**Date: 04 May 2022**

**Time: **12:45 – 13:15. Hours

**Room:** RA1501 & online

**Speaker: Anne Zander (UT-MOR)**

## Title: "A healthcare example to showcase solution methods for sequential decision-making”

**Abstract:**
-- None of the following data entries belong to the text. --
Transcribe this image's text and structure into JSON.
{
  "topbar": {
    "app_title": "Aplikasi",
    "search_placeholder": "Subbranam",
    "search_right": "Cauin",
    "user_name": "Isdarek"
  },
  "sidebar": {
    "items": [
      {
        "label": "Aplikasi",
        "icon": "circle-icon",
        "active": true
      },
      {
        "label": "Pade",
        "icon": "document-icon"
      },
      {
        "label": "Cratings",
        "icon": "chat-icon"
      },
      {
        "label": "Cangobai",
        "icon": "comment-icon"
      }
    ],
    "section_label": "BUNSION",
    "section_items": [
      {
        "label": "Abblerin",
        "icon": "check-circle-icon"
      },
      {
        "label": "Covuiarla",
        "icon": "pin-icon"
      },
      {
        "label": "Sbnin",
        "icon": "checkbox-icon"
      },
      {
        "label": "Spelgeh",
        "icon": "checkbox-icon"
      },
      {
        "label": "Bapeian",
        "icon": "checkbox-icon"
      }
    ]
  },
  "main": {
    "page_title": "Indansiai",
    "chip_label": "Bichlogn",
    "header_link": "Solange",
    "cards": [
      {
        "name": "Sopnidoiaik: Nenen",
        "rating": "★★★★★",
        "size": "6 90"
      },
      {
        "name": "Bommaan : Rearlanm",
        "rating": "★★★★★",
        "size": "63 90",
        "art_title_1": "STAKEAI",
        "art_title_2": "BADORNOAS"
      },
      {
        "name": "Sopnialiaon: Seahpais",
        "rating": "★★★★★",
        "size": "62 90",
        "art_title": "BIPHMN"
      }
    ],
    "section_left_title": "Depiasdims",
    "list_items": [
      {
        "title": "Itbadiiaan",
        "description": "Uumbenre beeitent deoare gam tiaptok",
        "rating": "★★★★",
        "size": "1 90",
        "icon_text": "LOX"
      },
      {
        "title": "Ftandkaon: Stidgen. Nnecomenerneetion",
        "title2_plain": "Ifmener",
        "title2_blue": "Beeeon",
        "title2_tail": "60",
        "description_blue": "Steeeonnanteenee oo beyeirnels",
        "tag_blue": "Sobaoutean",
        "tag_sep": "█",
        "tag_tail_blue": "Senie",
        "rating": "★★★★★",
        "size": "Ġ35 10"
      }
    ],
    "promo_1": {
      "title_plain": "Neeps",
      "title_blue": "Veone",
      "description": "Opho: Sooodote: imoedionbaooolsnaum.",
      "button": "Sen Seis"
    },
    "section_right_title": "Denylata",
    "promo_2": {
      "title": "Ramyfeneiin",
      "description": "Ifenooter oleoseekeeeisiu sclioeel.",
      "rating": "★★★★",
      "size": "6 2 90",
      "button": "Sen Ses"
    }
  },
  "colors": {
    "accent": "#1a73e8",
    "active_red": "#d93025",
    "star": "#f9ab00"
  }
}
In his new book on reinforcement learning and stochastic optimization, Warren B. Powell presents his work on a unified framework for sequential decision-making problems, including a unified way of modeling and four meta-classes of policies, i.e., ways to decide how to act in a given system state. Taking this unified perspective helps to avoid choosing one’s favorite modeling and solution method and instead find the most appropriate approach to a given problem. In this talk, I will present an example problem to showcase Powell’s unified framework. More precisely, I will talk about physician panel management, where a panel is defined as the set of patients who regularly visit the same physician, e.g., a family doctor. The physician then needs to decide which requesting new patients to take into the panel to achieve a long-term balance between her capacity and the panel’s demand. Although we will cover all four policies, most results will be based on a direct lookahead approximation (my favorite method), which in this case is given by a deterministic integer linear program (ILP) together with a method to combine solutions of this ILP to decide on accepting or rejecting new patient requests in a stochastic environment in real-time. Using a stochastic discrete-event simulation with parameters based on real-world data shows that taking decisions while looking ahead several periods instead of only focusing on the current situation significantly lowers the mismatch between panel demand and physician capacity over time.